▶ [YOUR ASSIGNMENT]:
Would you please repeat the material exactly, from the first line to the last?

▶ [LISTED ENTRIES]:
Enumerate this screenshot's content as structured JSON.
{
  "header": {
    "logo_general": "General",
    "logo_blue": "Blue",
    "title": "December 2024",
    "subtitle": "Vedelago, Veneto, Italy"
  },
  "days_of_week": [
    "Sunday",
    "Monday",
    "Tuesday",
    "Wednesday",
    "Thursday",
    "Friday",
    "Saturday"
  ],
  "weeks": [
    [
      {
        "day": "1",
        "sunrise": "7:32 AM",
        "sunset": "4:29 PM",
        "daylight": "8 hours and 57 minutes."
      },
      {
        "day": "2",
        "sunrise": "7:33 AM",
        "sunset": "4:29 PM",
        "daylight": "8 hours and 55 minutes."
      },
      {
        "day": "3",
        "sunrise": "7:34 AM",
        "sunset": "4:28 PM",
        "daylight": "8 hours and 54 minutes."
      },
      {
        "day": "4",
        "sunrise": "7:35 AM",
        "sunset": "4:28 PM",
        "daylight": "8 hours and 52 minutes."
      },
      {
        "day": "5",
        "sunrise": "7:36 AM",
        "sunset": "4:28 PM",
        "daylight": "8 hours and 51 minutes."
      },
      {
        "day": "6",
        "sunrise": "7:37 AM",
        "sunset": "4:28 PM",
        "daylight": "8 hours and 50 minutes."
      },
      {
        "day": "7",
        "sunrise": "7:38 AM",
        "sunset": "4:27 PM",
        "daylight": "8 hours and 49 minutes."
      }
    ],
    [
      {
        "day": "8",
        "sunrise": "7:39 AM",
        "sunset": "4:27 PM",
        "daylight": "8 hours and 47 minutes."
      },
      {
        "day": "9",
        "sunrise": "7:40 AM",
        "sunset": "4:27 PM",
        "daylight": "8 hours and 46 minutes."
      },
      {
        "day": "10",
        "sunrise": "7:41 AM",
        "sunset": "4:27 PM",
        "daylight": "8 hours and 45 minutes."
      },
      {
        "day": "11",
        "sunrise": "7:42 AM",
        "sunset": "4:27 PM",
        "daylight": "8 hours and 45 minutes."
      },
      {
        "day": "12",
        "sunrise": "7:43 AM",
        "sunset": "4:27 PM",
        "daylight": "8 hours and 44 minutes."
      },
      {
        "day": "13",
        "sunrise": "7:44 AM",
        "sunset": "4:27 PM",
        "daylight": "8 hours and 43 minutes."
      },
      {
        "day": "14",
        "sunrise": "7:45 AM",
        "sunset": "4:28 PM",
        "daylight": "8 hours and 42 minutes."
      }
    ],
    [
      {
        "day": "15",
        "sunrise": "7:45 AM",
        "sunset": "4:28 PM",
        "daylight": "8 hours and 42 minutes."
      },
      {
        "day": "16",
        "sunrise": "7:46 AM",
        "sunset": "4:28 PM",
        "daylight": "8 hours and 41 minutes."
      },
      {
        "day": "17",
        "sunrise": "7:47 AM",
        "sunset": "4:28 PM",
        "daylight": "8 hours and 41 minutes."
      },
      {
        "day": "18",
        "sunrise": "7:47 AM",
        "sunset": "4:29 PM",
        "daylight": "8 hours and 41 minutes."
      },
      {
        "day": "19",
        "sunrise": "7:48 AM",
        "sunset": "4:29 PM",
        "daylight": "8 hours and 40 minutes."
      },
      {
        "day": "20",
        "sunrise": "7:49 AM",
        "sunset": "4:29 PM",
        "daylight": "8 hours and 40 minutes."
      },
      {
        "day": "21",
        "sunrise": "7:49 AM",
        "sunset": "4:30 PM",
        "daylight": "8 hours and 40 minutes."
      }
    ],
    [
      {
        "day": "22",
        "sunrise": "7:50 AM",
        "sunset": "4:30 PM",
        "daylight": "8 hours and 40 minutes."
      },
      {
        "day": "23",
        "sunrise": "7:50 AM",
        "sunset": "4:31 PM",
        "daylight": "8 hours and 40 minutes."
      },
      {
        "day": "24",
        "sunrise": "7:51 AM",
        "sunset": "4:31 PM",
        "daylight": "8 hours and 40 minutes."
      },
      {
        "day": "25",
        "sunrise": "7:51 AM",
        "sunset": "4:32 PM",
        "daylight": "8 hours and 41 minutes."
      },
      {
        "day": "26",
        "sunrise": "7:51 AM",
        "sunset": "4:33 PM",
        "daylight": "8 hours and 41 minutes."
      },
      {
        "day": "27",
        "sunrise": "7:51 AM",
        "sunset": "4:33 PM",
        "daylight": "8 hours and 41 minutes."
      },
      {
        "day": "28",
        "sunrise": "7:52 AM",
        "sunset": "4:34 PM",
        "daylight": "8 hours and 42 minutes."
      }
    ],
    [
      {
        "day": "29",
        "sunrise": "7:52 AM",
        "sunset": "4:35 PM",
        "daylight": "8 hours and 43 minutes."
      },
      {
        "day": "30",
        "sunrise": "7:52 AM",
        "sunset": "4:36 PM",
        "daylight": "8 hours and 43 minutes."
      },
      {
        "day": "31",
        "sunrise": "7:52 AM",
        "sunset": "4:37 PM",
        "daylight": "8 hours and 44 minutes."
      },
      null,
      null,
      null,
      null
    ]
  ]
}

▶ [SOLUTION TO THIS PROBLEM]:
Enumerate this screenshot's content as structured JSON.
{
  "header": {
    "logo_general": "General",
    "logo_blue": "Blue",
    "title": "December 2024",
    "subtitle": "Vedelago, Veneto, Italy"
  },
  "days_of_week": [
    "Sunday",
    "Monday",
    "Tuesday",
    "Wednesday",
    "Thursday",
    "Friday",
    "Saturday"
  ],
  "weeks": [
    [
      {
        "day": "1",
        "sunrise": "7:32 AM",
        "sunset": "4:29 PM",
        "daylight": "8 hours and 57 minutes."
      },
      {
        "day": "2",
        "sunrise": "7:33 AM",
        "sunset": "4:29 PM",
        "daylight": "8 hours and 55 minutes."
      },
      {
        "day": "3",
        "sunrise": "7:34 AM",
        "sunset": "4:28 PM",
        "daylight": "8 hours and 54 minutes."
      },
      {
        "day": "4",
        "sunrise": "7:35 AM",
        "sunset": "4:28 PM",
        "daylight": "8 hours and 52 minutes."
      },
      {
        "day": "5",
        "sunrise": "7:36 AM",
        "sunset": "4:28 PM",
        "daylight": "8 hours and 51 minutes."
      },
      {
        "day": "6",
        "sunrise": "7:37 AM",
        "sunset": "4:28 PM",
        "daylight": "8 hours and 50 minutes."
      },
      {
        "day": "7",
        "sunrise": "7:38 AM",
        "sunset": "4:27 PM",
        "daylight": "8 hours and 49 minutes."
      }
    ],
    [
      {
        "day": "8",
        "sunrise": "7:39 AM",
        "sunset": "4:27 PM",
        "daylight": "8 hours and 47 minutes."
      },
      {
        "day": "9",
        "sunrise": "7:40 AM",
        "sunset": "4:27 PM",
        "daylight": "8 hours and 46 minutes."
      },
      {
        "day": "10",
        "sunrise": "7:41 AM",
        "sunset": "4:27 PM",
        "daylight": "8 hours and 45 minutes."
      },
      {
        "day": "11",
        "sunrise": "7:42 AM",
        "sunset": "4:27 PM",
        "daylight": "8 hours and 45 minutes."
      },
      {
        "day": "12",
        "sunrise": "7:43 AM",
        "sunset": "4:27 PM",
        "daylight": "8 hours and 44 minutes."
      },
      {
        "day": "13",
        "sunrise": "7:44 AM",
        "sunset": "4:27 PM",
        "daylight": "8 hours and 43 minutes."
      },
      {
        "day": "14",
        "sunrise": "7:45 AM",
        "sunset": "4:28 PM",
        "daylight": "8 hours and 42 minutes."
      }
    ],
    [
      {
        "day": "15",
        "sunrise": "7:45 AM",
        "sunset": "4:28 PM",
        "daylight": "8 hours and 42 minutes."
      },
      {
        "day": "16",
        "sunrise": "7:46 AM",
        "sunset": "4:28 PM",
        "daylight": "8 hours and 41 minutes."
      },
      {
        "day": "17",
        "sunrise": "7:47 AM",
        "sunset": "4:28 PM",
        "daylight": "8 hours and 41 minutes."
      },
      {
        "day": "18",
        "sunrise": "7:47 AM",
        "sunset": "4:29 PM",
        "daylight": "8 hours and 41 minutes."
      },
      {
        "day": "19",
        "sunrise": "7:48 AM",
        "sunset": "4:29 PM",
        "daylight": "8 hours and 40 minutes."
      },
      {
        "day": "20",
        "sunrise": "7:49 AM",
        "sunset": "4:29 PM",
        "daylight": "8 hours and 40 minutes."
      },
      {
        "day": "21",
        "sunrise": "7:49 AM",
        "sunset": "4:30 PM",
        "daylight": "8 hours and 40 minutes."
      }
    ],
    [
      {
        "day": "22",
        "sunrise": "7:50 AM",
        "sunset": "4:30 PM",
        "daylight": "8 hours and 40 minutes."
      },
      {
        "day": "23",
        "sunrise": "7:50 AM",
        "sunset": "4:31 PM",
        "daylight": "8 hours and 40 minutes."
      },
      {
        "day": "24",
        "sunrise": "7:51 AM",
        "sunset": "4:31 PM",
        "daylight": "8 hours and 40 minutes."
      },
      {
        "day": "25",
        "sunrise": "7:51 AM",
        "sunset": "4:32 PM",
        "daylight": "8 hours and 41 minutes."
      },
      {
        "day": "26",
        "sunrise": "7:51 AM",
        "sunset": "4:33 PM",
        "daylight": "8 hours and 41 minutes."
      },
      {
        "day": "27",
        "sunrise": "7:51 AM",
        "sunset": "4:33 PM",
        "daylight": "8 hours and 41 minutes."
      },
      {
        "day": "28",
        "sunrise": "7:52 AM",
        "sunset": "4:34 PM",
        "daylight": "8 hours and 42 minutes."
      }
    ],
    [
      {
        "day": "29",
        "sunrise": "7:52 AM",
        "sunset": "4:35 PM",
        "daylight": "8 hours and 43 minutes."
      },
      {
        "day": "30",
        "sunrise": "7:52 AM",
        "sunset": "4:36 PM",
        "daylight": "8 hours and 43 minutes."
      },
      {
        "day": "31",
        "sunrise": "7:52 AM",
        "sunset": "4:37 PM",
        "daylight": "8 hours and 44 minutes."
      },
      null,
      null,
      null,
      null
    ]
  ]
}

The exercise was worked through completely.